_Problem details_.
If a line of the listing below contains the string "heading", count it, then give the total by itself.

_Data records_.
>>

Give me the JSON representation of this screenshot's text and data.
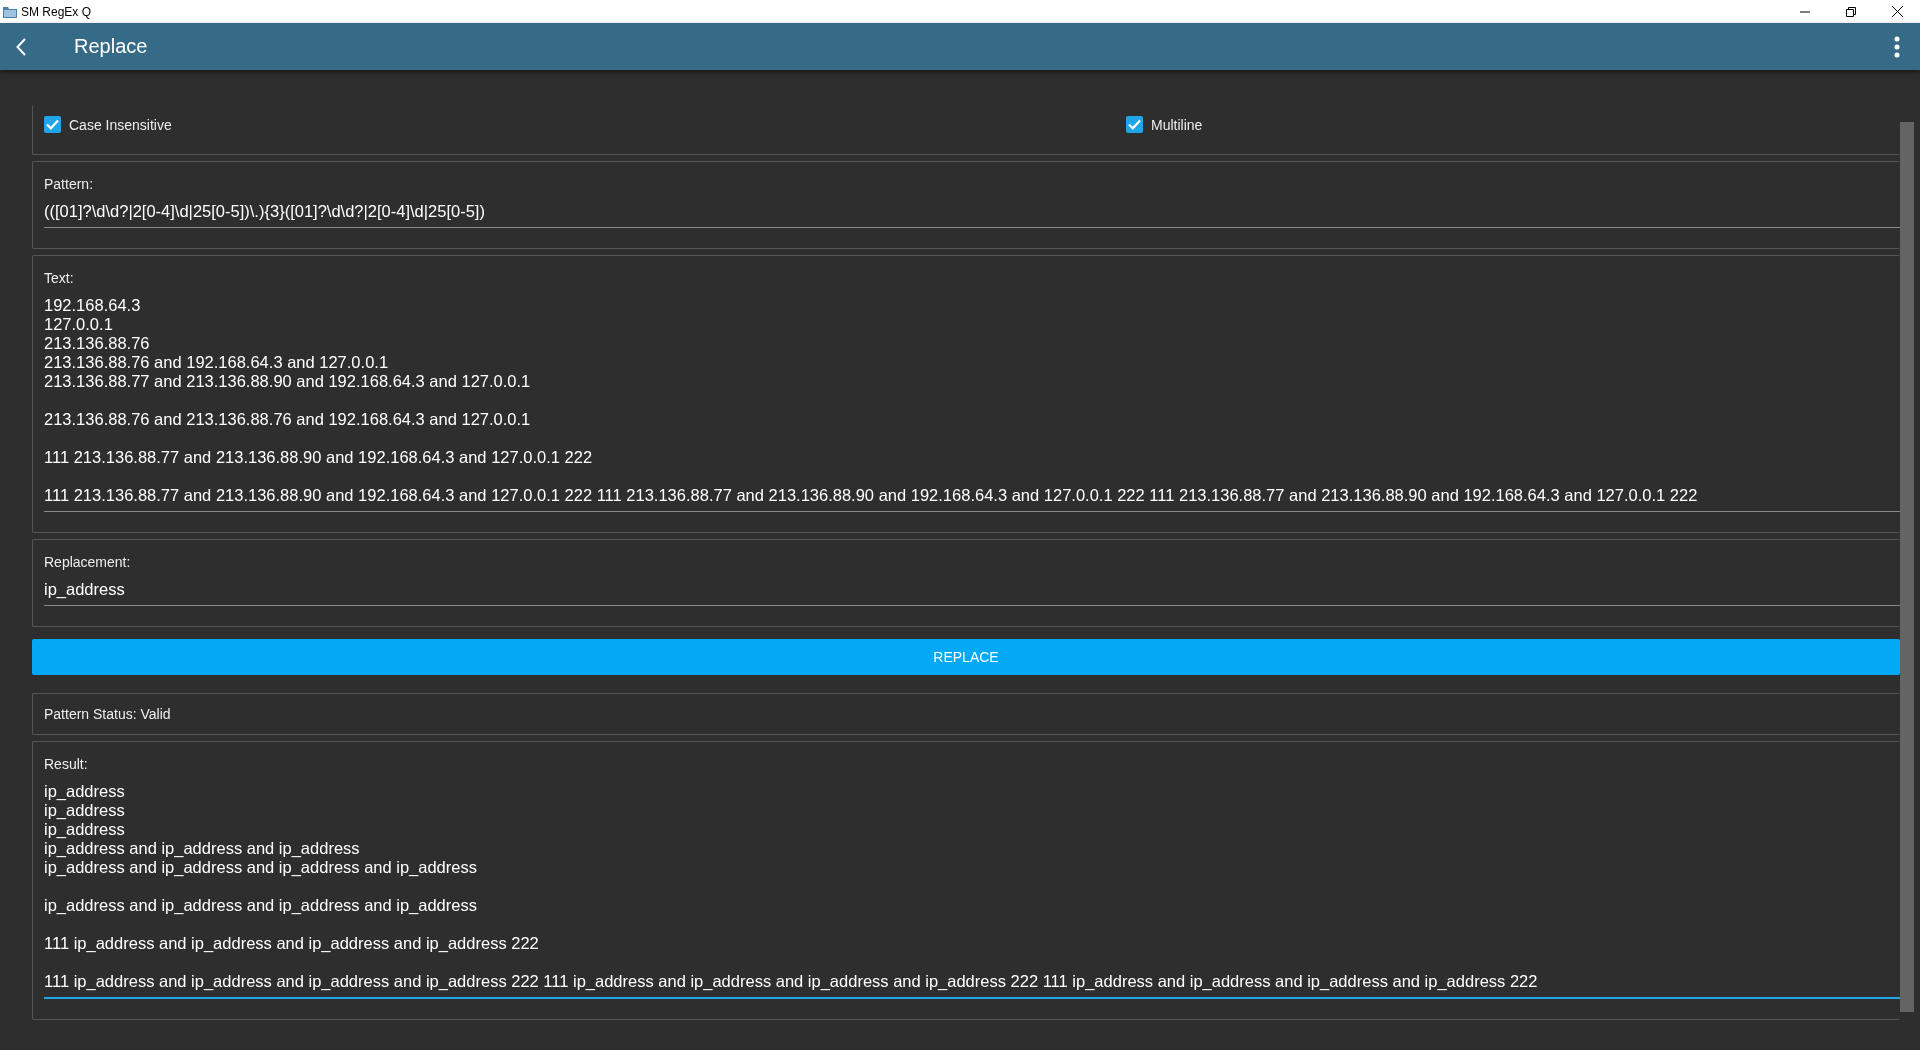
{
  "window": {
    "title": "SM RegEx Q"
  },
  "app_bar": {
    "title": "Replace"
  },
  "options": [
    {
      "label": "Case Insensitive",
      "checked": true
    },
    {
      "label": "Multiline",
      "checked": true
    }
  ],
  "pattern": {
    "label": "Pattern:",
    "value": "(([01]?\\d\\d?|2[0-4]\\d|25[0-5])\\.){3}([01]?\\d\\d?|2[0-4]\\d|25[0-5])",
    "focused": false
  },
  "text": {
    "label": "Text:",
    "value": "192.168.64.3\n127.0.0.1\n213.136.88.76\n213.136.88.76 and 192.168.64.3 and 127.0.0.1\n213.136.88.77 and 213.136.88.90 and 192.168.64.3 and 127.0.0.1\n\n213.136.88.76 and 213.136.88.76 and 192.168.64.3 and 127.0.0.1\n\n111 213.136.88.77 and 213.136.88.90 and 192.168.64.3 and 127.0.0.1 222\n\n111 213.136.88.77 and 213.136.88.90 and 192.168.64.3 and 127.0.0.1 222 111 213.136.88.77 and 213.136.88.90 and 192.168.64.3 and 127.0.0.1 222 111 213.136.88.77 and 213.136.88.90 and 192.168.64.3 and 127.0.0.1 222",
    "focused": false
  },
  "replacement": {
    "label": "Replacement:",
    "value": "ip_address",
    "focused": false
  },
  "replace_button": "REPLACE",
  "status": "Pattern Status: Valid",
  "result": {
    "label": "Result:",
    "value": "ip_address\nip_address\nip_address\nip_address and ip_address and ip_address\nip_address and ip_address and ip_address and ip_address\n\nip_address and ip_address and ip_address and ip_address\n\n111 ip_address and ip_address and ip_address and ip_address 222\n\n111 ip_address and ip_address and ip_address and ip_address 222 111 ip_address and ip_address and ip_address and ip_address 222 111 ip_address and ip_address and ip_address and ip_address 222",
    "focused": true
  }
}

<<
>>

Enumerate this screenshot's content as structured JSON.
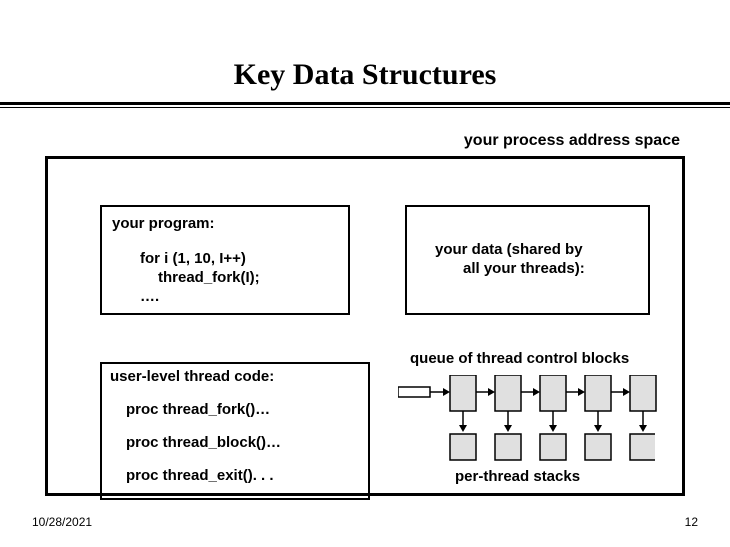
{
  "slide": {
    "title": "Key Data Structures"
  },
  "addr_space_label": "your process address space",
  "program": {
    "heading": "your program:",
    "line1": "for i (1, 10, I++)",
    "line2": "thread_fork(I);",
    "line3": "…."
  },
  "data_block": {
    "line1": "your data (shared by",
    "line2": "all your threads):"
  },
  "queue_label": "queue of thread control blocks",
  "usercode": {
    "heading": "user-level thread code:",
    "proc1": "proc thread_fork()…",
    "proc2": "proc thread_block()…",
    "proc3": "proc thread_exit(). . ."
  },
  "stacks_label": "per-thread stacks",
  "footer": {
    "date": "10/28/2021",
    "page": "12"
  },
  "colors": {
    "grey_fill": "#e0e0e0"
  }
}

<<

_Task result_.
2